◆ Problem statement
Restate the following records word for word without images.

Stored dataset items:
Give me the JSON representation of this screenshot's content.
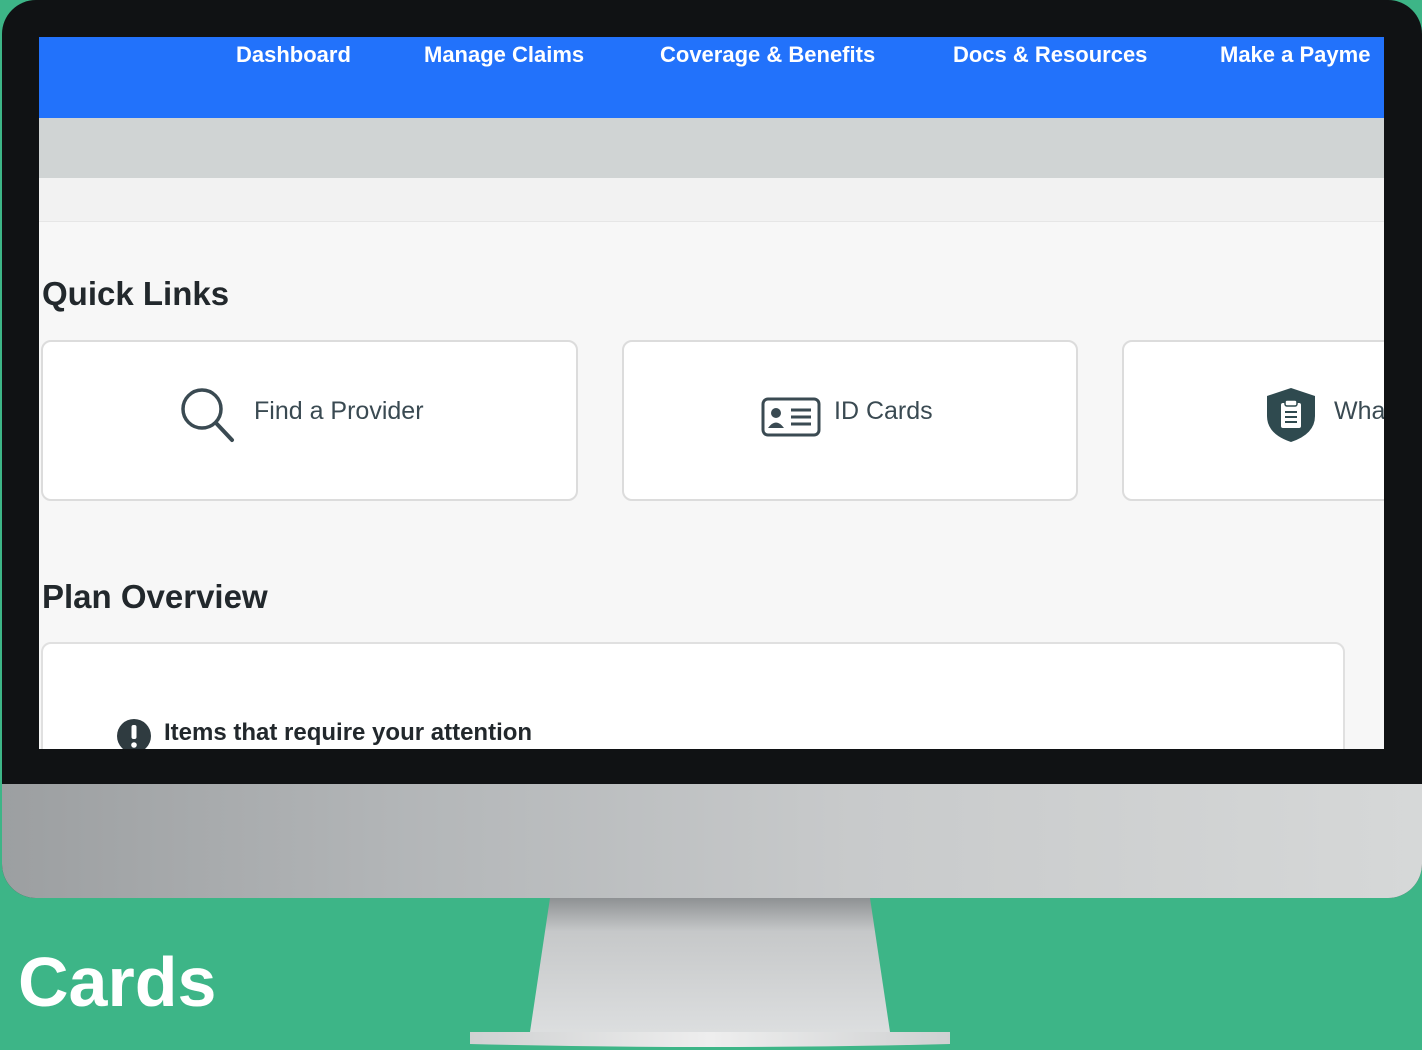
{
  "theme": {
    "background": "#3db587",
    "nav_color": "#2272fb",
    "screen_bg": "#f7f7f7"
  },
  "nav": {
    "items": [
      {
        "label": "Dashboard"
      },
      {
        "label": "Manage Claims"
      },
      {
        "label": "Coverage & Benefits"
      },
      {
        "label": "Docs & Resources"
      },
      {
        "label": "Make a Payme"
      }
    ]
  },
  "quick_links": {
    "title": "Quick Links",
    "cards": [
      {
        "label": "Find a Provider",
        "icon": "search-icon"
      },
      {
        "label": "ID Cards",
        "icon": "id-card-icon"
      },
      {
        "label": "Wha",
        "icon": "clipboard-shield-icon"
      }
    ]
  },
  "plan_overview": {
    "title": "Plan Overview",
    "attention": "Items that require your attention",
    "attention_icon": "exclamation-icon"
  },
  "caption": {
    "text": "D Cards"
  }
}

◆ Solution for this problem
Give me the JSON representation of this screenshot's content.
{
  "theme": {
    "background": "#3db587",
    "nav_color": "#2272fb",
    "screen_bg": "#f7f7f7"
  },
  "nav": {
    "items": [
      {
        "label": "Dashboard"
      },
      {
        "label": "Manage Claims"
      },
      {
        "label": "Coverage & Benefits"
      },
      {
        "label": "Docs & Resources"
      },
      {
        "label": "Make a Payme"
      }
    ]
  },
  "quick_links": {
    "title": "Quick Links",
    "cards": [
      {
        "label": "Find a Provider",
        "icon": "search-icon"
      },
      {
        "label": "ID Cards",
        "icon": "id-card-icon"
      },
      {
        "label": "Wha",
        "icon": "clipboard-shield-icon"
      }
    ]
  },
  "plan_overview": {
    "title": "Plan Overview",
    "attention": "Items that require your attention",
    "attention_icon": "exclamation-icon"
  },
  "caption": {
    "text": "D Cards"
  }
}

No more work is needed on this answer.